* [YOUR ASSIGNMENT]
Extract all lines from the data beneath that include the word "sidebar".

* [MATERIALS PROVIDED]

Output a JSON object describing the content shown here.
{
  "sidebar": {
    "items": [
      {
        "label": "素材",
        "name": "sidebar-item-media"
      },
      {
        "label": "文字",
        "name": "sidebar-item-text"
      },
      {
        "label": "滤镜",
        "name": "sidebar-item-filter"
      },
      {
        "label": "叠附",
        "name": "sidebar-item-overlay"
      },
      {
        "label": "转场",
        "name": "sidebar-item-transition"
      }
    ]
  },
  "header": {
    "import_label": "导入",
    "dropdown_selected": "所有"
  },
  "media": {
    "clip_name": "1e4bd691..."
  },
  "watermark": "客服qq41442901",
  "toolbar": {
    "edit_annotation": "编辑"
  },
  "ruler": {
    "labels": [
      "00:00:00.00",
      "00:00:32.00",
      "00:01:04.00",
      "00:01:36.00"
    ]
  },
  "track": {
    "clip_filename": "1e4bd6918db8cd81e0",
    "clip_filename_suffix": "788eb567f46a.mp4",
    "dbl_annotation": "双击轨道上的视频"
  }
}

* [ANSWER SPACE]
  "sidebar": {
        "name": "sidebar-item-media"
        "name": "sidebar-item-text"
        "name": "sidebar-item-filter"
        "name": "sidebar-item-overlay"
        "name": "sidebar-item-transition"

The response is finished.